The Gulbenkian is currently in-between temporary exhibitions, but on 21st October 2011, “In the Presence of Things. Four Centuries of European Still-Life Painting (Part Two: 1840 – 1955)” will open and remain on view until 8 January 2012. This exhibition follows ‘Part One’ which was presented in 2010 (and looked at European still-life paintings from the seventeenth and eighteenth centuries). The second part will focus on modern still life in the 19th century and on the fundamental changes which occurred during the first half of the 20th century. A revival of interest in still life among avant garde painters in France will be illustrated through the works of the Realists and the new stylistic language of Impressionism.
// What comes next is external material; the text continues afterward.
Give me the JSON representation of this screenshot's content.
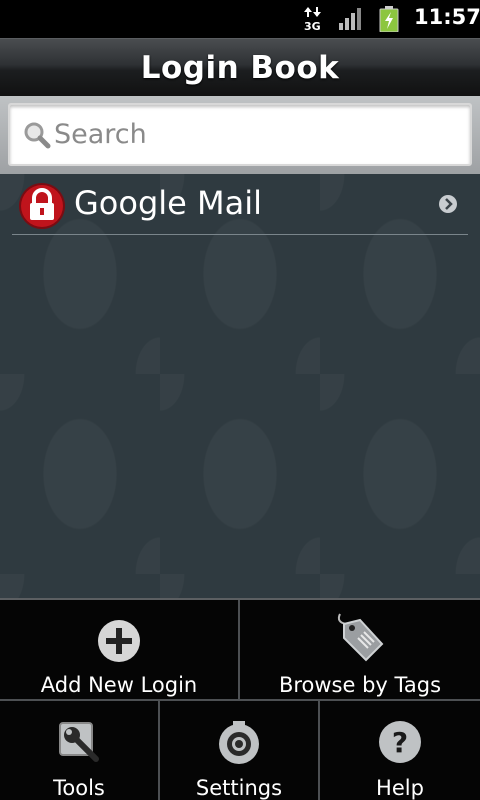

A centerpiece of this part of the show will be the museum’s own Still-life with Melon by Claude Monet. At the end of the 19th century still life was particularly appealing to Post-Impressionist painters like Cézanne, Van Gogh and Gauguin, who will be represented by a number of key loans. The exhibition will show the transformation of the genre into a vehicle for ever more radical pictorial experimentation in the work of Picasso, Braque and Matisse. Still-life will be shown to have allowed artists to engage and critique contemporary society. It was also overlaid with the new realities of the subjective experience in the work of Magritte and Dalí. The fragmentation and reinvention of the very category of still life will be explored through sculptures and artists’ use of actual objects as works of art. This is the proposed journey of still-life painting in Western Art through different ages and geographical places, illustrated with major works by painters who have treated this artistic genre. Still life was the pretext for painters’ explorations, and it is the source of fascination to many museum visitors.